:: MATERIAL FOR THIS TASK ::

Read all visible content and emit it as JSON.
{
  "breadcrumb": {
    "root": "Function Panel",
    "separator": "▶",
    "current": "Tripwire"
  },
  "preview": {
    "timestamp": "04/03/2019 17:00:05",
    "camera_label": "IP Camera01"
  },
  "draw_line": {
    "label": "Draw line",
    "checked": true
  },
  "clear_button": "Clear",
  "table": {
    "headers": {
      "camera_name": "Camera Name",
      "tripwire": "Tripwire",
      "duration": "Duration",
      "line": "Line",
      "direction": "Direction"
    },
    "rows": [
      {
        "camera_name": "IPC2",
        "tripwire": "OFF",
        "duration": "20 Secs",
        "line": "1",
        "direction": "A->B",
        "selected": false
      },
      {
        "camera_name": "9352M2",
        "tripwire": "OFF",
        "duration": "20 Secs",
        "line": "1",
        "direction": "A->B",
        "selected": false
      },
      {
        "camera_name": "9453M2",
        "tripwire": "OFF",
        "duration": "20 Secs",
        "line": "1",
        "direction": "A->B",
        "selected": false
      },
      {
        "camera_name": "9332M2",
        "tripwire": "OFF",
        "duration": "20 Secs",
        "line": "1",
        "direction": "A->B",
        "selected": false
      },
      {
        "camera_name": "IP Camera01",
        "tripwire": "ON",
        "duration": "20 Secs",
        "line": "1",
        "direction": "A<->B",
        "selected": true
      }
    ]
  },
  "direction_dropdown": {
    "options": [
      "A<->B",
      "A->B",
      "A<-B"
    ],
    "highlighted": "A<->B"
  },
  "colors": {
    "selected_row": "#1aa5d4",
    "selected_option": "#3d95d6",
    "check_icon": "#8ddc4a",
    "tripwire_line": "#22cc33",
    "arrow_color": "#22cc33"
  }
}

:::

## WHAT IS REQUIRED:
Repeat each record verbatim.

## SOLVED EXERCISE:
Read all visible content and emit it as JSON.
{
  "breadcrumb": {
    "root": "Function Panel",
    "separator": "▶",
    "current": "Tripwire"
  },
  "preview": {
    "timestamp": "04/03/2019 17:00:05",
    "camera_label": "IP Camera01"
  },
  "draw_line": {
    "label": "Draw line",
    "checked": true
  },
  "clear_button": "Clear",
  "table": {
    "headers": {
      "camera_name": "Camera Name",
      "tripwire": "Tripwire",
      "duration": "Duration",
      "line": "Line",
      "direction": "Direction"
    },
    "rows": [
      {
        "camera_name": "IPC2",
        "tripwire": "OFF",
        "duration": "20 Secs",
        "line": "1",
        "direction": "A->B",
        "selected": false
      },
      {
        "camera_name": "9352M2",
        "tripwire": "OFF",
        "duration": "20 Secs",
        "line": "1",
        "direction": "A->B",
        "selected": false
      },
      {
        "camera_name": "9453M2",
        "tripwire": "OFF",
        "duration": "20 Secs",
        "line": "1",
        "direction": "A->B",
        "selected": false
      },
      {
        "camera_name": "9332M2",
        "tripwire": "OFF",
        "duration": "20 Secs",
        "line": "1",
        "direction": "A->B",
        "selected": false
      },
      {
        "camera_name": "IP Camera01",
        "tripwire": "ON",
        "duration": "20 Secs",
        "line": "1",
        "direction": "A<->B",
        "selected": true
      }
    ]
  },
  "direction_dropdown": {
    "options": [
      "A<->B",
      "A->B",
      "A<-B"
    ],
    "highlighted": "A<->B"
  },
  "colors": {
    "selected_row": "#1aa5d4",
    "selected_option": "#3d95d6",
    "check_icon": "#8ddc4a",
    "tripwire_line": "#22cc33",
    "arrow_color": "#22cc33"
  }
}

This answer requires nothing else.